Yet another Cal-bred touchdown for Spawr came with Sensational Star, a chestnut gelding by Inherent Star that he claimed for $32,000 on Aug. 7, 1988. Ridden primarily by Rafael Meza, Sensational Star would go on to win three stakes and bank more than $440,0One of his all-time best purchases was Exchange, a 4-year-old Ontario Canadian-bred filly by Explodent that he claimed out of her second start on May 2, 1991 for $50,000. With Pincay at the controls, Exchange would go on to win Santa Anita’s Grade I Santa Ana and Santa Barbara Handicaps in 1993 as well as Hollywood Park’s Grade I Matriarch in 1994 and earned more than $1.2 million.

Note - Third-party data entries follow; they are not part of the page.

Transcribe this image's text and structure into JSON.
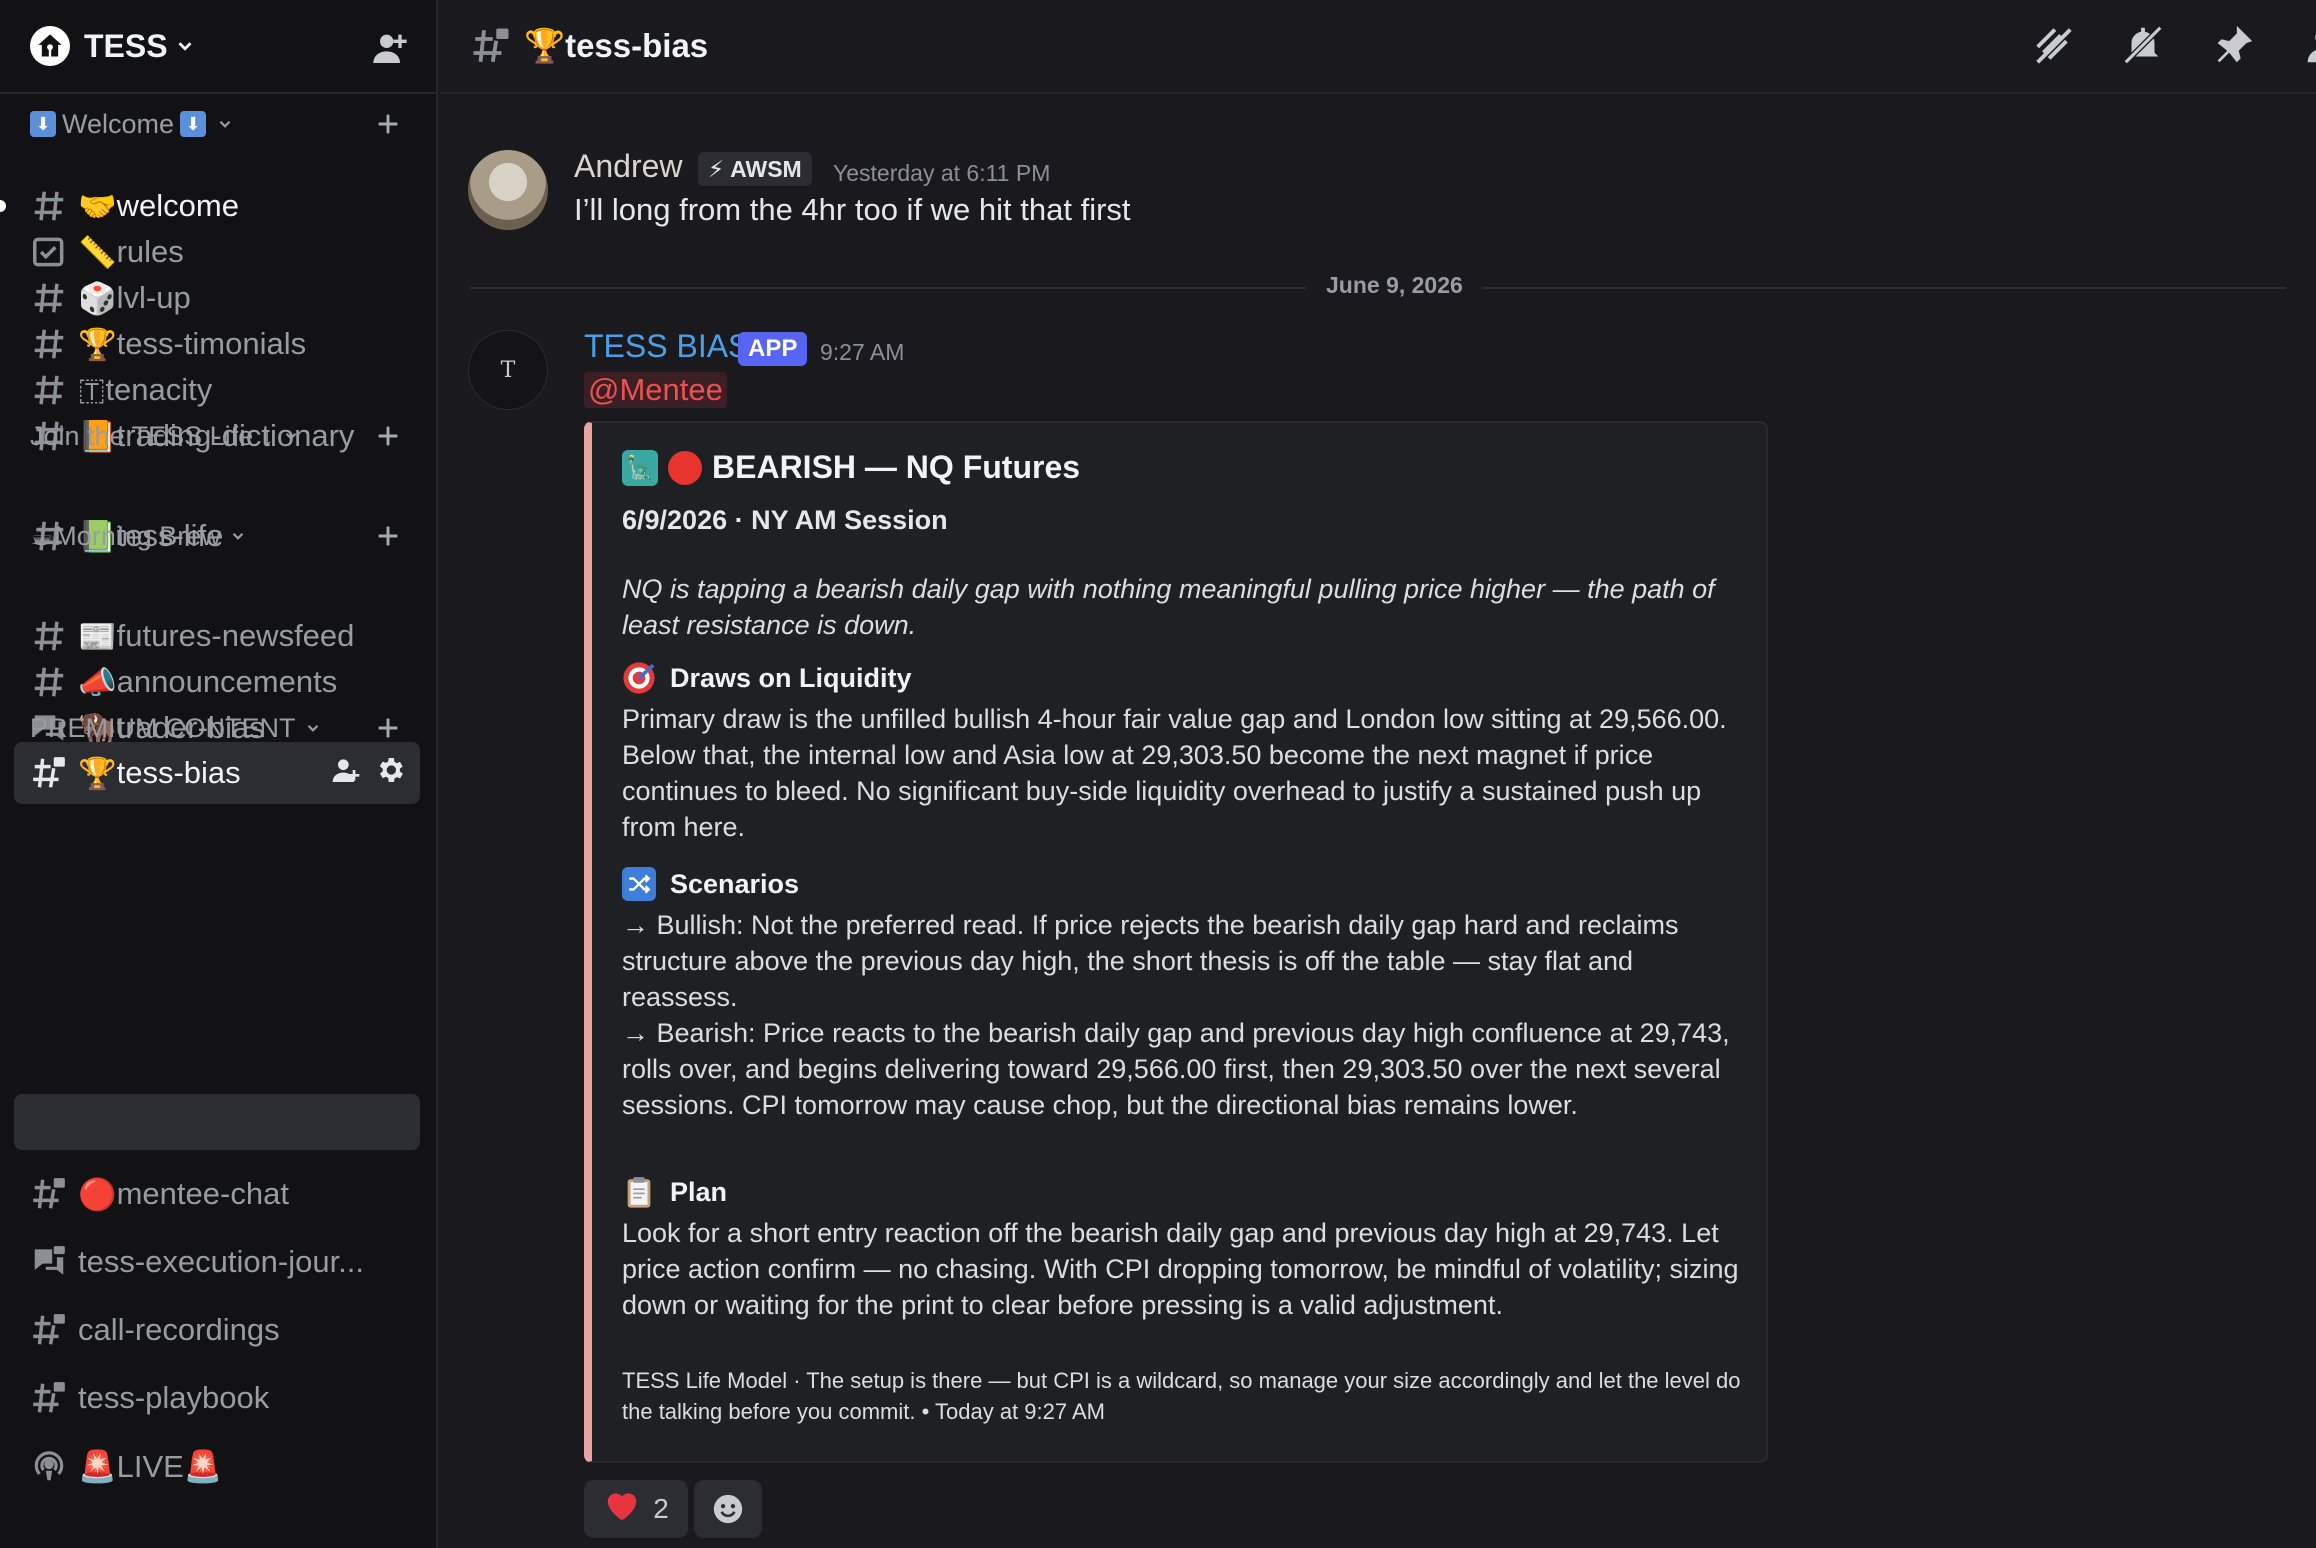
{
  "server": {
    "name": "TESS"
  },
  "categories": [
    {
      "label": "Welcome"
    },
    {
      "label": "Join the TESS Life ↓"
    },
    {
      "label": "☕Morning Brew"
    },
    {
      "label": "PREMIUM CONTENT"
    }
  ],
  "channels": [
    {
      "emoji": "🤝",
      "name": "welcome"
    },
    {
      "emoji": "📏",
      "name": "rules"
    },
    {
      "emoji": "🎲",
      "name": "lvl-up"
    },
    {
      "emoji": "🏆",
      "name": "tess-timonials"
    },
    {
      "emoji": "🇹",
      "name": "tenacity"
    },
    {
      "emoji": "📙",
      "name": "trading-dictionary"
    },
    {
      "emoji": "📗",
      "name": "tess-life"
    },
    {
      "emoji": "📰",
      "name": "futures-newsfeed"
    },
    {
      "emoji": "📣",
      "name": "announcements"
    },
    {
      "emoji": "🦬",
      "name": "trader-bias"
    },
    {
      "emoji": "🏆",
      "name": "tess-bias"
    },
    {
      "emoji": "🔴",
      "name": "mentee-chat"
    },
    {
      "emoji": "",
      "name": "tess-execution-jour..."
    },
    {
      "emoji": "",
      "name": "call-recordings"
    },
    {
      "emoji": "",
      "name": "tess-playbook"
    },
    {
      "emoji": "🚨",
      "name": "LIVE🚨"
    }
  ],
  "topbar": {
    "title": "🏆tess-bias"
  },
  "messages": [
    {
      "author": "Andrew",
      "tag": "AWSM",
      "time": "Yesterday at 6:11 PM",
      "text": "I’ll long from the 4hr too if we hit that first"
    },
    {
      "author": "TESS BIAS",
      "badge": "APP",
      "time": "9:27 AM",
      "mention": "@Mentee"
    }
  ],
  "date_divider": "June 9, 2026",
  "embed": {
    "title": "BEARISH — NQ Futures",
    "subtitle": "6/9/2026 · NY AM Session",
    "summary": "NQ is tapping a bearish daily gap with nothing meaningful pulling price higher — the path of least resistance is down.",
    "sections": [
      {
        "heading": "Draws on Liquidity",
        "body": "Primary draw is the unfilled bullish 4-hour fair value gap and London low sitting at 29,566.00. Below that, the internal low and Asia low at 29,303.50 become the next magnet if price continues to bleed. No significant buy-side liquidity overhead to justify a sustained push up from here."
      },
      {
        "heading": "Scenarios",
        "body": "→ Bullish: Not the preferred read. If price rejects the bearish daily gap hard and reclaims structure above the previous day high, the short thesis is off the table — stay flat and reassess.",
        "body2": "→ Bearish: Price reacts to the bearish daily gap and previous day high confluence at 29,743, rolls over, and begins delivering toward 29,566.00 first, then 29,303.50 over the next several sessions. CPI tomorrow may cause chop, but the directional bias remains lower."
      },
      {
        "heading": "Plan",
        "body": "Look for a short entry reaction off the bearish daily gap and previous day high at 29,743. Let price action confirm — no chasing. With CPI dropping tomorrow, be mindful of volatility; sizing down or waiting for the print to clear before pressing is a valid adjustment."
      }
    ],
    "footer": "TESS Life Model · The setup is there — but CPI is a wildcard, so manage your size accordingly and let the level do the talking before you commit. • Today at 9:27 AM"
  },
  "reactions": [
    {
      "emoji": "❤️",
      "count": "2"
    }
  ],
  "colors": {
    "accent": "#5865f2",
    "embed_border": "#e9a3a0",
    "mention": "#e8524f",
    "bot_name": "#4c9fe6"
  }
}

Owned and bred by longtime clients Fred Carillo and Daniel Casella, Bordonaro, a California-bred gelding by Memo, broke his maiden for a $32,000 tag and would go on to win Santa Anita’s Grade I Ancient Title Handicap on Oct. 7, 2006 as well as five other stakes while banking nearly $940,000.

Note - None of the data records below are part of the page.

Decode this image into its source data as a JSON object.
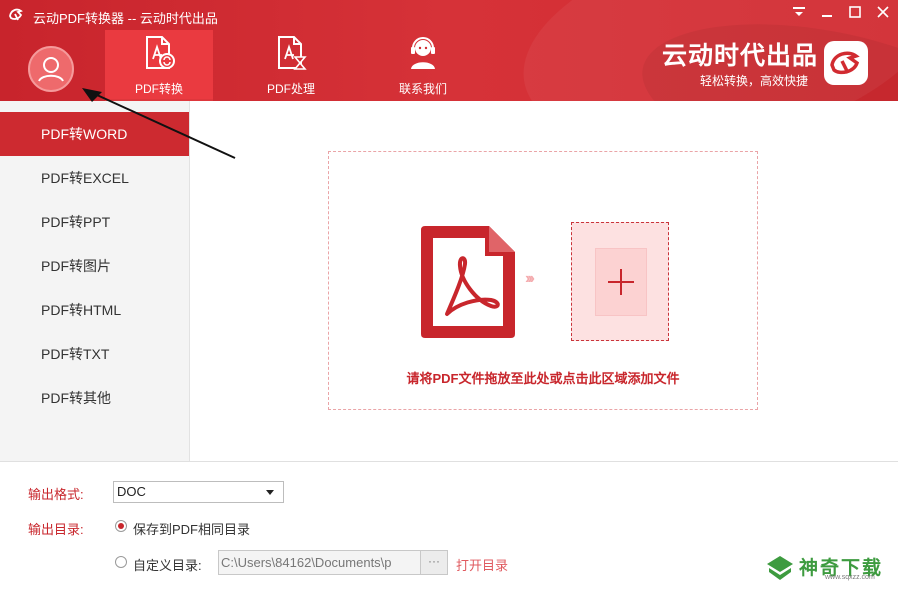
{
  "window": {
    "title": "云动PDF转换器 -- 云动时代出品",
    "buttons": [
      "minimize-dropdown",
      "minimize",
      "maximize",
      "close"
    ]
  },
  "header": {
    "tabs": [
      {
        "label": "PDF转换",
        "icon": "pdf-convert-icon",
        "active": true
      },
      {
        "label": "PDF处理",
        "icon": "pdf-process-icon",
        "active": false
      },
      {
        "label": "联系我们",
        "icon": "contact-support-icon",
        "active": false
      }
    ],
    "brand_name": "云动时代出品",
    "brand_slogan": "轻松转换，高效快捷"
  },
  "sidebar": {
    "items": [
      {
        "label": "PDF转WORD",
        "active": true
      },
      {
        "label": "PDF转EXCEL",
        "active": false
      },
      {
        "label": "PDF转PPT",
        "active": false
      },
      {
        "label": "PDF转图片",
        "active": false
      },
      {
        "label": "PDF转HTML",
        "active": false
      },
      {
        "label": "PDF转TXT",
        "active": false
      },
      {
        "label": "PDF转其他",
        "active": false
      }
    ]
  },
  "dropzone": {
    "hint": "请将PDF文件拖放至此处或点击此区域添加文件",
    "arrows": "›››"
  },
  "options": {
    "format_label": "输出格式:",
    "format_value": "DOC",
    "dir_label": "输出目录:",
    "same_dir_label": "保存到PDF相同目录",
    "same_dir_checked": true,
    "custom_dir_label": "自定义目录:",
    "custom_dir_checked": false,
    "custom_dir_path": "C:\\Users\\84162\\Documents\\p",
    "browse_label": "···",
    "open_dir_label": "打开目录"
  },
  "watermark": {
    "name": "神奇下载",
    "url": "www.sqxzz.com"
  },
  "colors": {
    "primary": "#cd2a30",
    "header": "#d12b31",
    "active_tab": "#ea3a40",
    "accent_text": "#c8262c",
    "watermark_green": "#3d9b3f"
  }
}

The highlight of Bill Spawr’s career came with yet another California-bred, a Northern Afleet gelding foaled in 2006 named Amazombie, with whom Spawr and co-owner Tom Sanford would win the 2011 Breeders’ Cup Sprint at Churchill Downs. Although he didn’t come to Spawr’s stable via the claimbox, Amazombie was nonetheless the epitome of a bargain basement purchase.
“We were at a farm owned by Judd Morse out in Hemet and it was a cold morning,” recalled Spawr. “And this group of 2-year-olds was walking by and Judd said, ‘Hey, look at these two horses, they’ve both been to the track and they’re for sale.’ I said, ‘I haven’t got no money.’ Then he told me, ‘The man died and his family doesn’t want any horses, so you can probably get ’em cheap.’
“I told him again that I didn’t have any money, but he insisted I look at them. So now I figure, I’m gonna make him stop, so I said, ‘Okay, which one of these two is the best one?’ So he pointed one of ’em out and he told me they both had some pedigree. So I told him, ‘Tell the people I’ll give $5,000.’
“So Judd calls me a couple days later and says, ‘They’ll take it.’ So I called my bookkeeper and he found me the $5,000. So a few days go by and Judd calls and says, ‘Hey Bill, they’re going to be in tomorrow.’ I said, ‘There’s no THEY, I bought ONE.’ So Judd told me I said ‘THEM.’
“What I said was ‘I’ll take HIM,’ but anyway, the other horse was Amazombie, so I got him for FREE.” And the rest as they say, is racing history, as Amazombie would win eight stakes, three of them Grade I’s and bank $1,920,378 from an overall race record of 29-12-5-6.
When asked what it’s now like to transition into the role of equine consultant, Spawr said, “I feel very comfortable, especially with what’s going on in racing…To me, I can’t do the things I used to do…Some people…They don’t understand horsemanship.
“Right now, I’m going to take a deep breath. I’m gonna be very active. I own small pieces of a couple of horses…I’ll be out there in the morning. I need something to do, I’ve had a couple of my owners ask me to keep an out for horses to claim, so I’ll keep my leg markings going…I don’t want any money for it, I just want something to do.”
Spawr, who had 11 horses remaining, said that they were disbursed between four trainers, Phil D’Amato, Jeff Bonde, Dean Pederson and Brad Cox.
And following roughly 60 years in the racetrack trenches, 46 of them as a public trainer, how would Bill Spawr like to be remembered?
“As a good horseman. As a guy that really cared about the horses, first.”